Mexico and the United States have made advances in joint efforts to crack down on money laundering, the report says, and technical support from the United States is helping Mexico develop plans for a more transparent criminal justice system with trials that involve oral arguments and are open to the public. The report says Mexican courts now primarily use a "Napoleonic inquisitorial model" -- in which judges review only written material -- that "has been vulnerable to the corrupting influences of powerful interests."
The amount of drugs flowing through Mexico is growing rapidly, spurred by growing demand in the United States, where 35 million people abuse illegal drugs, the report says. Methamphetamines appear to be the fastest-growing drug crossing the border. Though no one is sure how much methamphetamine reaches the United States, seizures along the border rose from 500 kilograms in 2000 to 2,700 in 2006, indicating "a dramatic rise in supply," the report says.
A climate of "impunity" for drug traffickers in Mexico has contributed to the trends. Mexican cartels are more violent and sophisticated than ever, taking advantage of advances in cellular and satellite technology to evade law enforcement, the report says.
Since 2000, Mexico has been taking steps to clean up corruption within the ranks of law enforcement, including firing more than 950 federal officers in 2006 and forming the Federal Investigative Agency, whose agents have to undergo background checks, the report notes.
Along with the well-known Tijuana, Gulf and Juarez cartels, the report identifies a lesser-known Mexican drug organization called "the Federation." The Federation, the report says, is an alliance of drug traffickers based in Sinaloa state near the city of Culiacan and has "the most extensive geographic reach in Mexico." "The Federation's influence in Sinaloa is so pervasive that Mexico seldom mounts counternarcotics operations in the interior of that state," the report says, citing U.S. and Mexican officials.

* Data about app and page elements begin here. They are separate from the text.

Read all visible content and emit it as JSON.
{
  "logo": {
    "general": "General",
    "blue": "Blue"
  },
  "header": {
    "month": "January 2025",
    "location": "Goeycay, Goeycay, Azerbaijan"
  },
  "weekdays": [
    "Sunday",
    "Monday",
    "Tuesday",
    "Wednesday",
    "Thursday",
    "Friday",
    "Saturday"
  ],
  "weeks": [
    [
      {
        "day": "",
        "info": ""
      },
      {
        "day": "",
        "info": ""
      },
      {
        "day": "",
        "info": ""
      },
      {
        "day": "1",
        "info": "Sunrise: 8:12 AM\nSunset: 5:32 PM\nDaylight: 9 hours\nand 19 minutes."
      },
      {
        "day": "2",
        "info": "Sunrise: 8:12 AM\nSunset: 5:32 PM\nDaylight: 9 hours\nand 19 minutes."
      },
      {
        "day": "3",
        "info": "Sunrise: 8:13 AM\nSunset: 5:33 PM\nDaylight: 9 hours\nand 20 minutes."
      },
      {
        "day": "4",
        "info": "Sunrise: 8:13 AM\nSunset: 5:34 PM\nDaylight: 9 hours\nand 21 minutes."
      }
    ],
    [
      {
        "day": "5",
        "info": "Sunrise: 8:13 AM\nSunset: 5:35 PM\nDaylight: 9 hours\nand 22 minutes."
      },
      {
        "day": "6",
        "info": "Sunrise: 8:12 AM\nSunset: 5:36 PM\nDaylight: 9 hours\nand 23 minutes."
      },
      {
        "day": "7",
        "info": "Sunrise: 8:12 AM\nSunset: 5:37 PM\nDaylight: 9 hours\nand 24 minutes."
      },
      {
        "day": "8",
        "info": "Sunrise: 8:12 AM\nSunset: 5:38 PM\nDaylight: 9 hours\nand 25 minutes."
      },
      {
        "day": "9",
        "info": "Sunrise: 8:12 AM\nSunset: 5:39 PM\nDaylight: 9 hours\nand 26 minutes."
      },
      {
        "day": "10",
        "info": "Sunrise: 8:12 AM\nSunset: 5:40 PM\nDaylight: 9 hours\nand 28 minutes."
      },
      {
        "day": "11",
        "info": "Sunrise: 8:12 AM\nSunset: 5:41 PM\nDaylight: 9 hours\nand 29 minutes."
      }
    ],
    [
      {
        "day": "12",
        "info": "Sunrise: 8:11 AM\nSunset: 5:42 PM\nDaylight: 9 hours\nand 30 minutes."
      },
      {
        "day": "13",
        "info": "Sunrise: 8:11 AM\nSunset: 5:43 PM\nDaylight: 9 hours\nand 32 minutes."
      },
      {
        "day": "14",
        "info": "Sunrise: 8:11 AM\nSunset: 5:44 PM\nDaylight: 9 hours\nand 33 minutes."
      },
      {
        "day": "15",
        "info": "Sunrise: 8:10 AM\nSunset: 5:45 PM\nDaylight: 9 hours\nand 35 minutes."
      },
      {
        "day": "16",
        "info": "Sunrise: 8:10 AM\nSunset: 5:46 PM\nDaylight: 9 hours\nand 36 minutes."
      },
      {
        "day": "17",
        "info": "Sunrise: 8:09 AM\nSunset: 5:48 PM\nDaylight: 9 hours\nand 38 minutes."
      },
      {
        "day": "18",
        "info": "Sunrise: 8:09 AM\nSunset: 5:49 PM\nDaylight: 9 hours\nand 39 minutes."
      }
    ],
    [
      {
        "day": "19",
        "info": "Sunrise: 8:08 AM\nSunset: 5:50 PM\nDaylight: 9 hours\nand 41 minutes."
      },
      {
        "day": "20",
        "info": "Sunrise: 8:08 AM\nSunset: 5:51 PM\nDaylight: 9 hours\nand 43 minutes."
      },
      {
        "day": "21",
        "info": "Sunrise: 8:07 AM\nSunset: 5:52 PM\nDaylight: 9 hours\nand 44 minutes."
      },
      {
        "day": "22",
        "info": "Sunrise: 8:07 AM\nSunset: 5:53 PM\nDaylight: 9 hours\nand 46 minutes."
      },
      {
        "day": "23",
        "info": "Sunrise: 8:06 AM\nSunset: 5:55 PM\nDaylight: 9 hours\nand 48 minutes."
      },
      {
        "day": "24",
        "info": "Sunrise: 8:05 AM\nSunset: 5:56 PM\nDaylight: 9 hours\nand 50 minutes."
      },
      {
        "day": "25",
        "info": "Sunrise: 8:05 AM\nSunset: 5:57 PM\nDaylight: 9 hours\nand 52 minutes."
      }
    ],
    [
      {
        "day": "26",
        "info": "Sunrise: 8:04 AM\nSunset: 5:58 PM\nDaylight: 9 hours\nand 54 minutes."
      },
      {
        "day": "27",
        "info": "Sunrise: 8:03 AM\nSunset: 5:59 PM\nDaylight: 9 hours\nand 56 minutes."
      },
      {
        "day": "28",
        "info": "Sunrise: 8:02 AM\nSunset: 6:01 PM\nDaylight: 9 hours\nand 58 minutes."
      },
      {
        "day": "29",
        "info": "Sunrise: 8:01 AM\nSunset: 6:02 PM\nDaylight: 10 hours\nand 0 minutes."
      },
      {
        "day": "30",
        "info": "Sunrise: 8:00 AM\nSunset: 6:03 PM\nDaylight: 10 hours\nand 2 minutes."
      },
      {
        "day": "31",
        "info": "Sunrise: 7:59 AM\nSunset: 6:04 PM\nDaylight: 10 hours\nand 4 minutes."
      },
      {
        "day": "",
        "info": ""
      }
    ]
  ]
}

Correspondent Juan Forero in Bogota, Colombia, contributed to this report.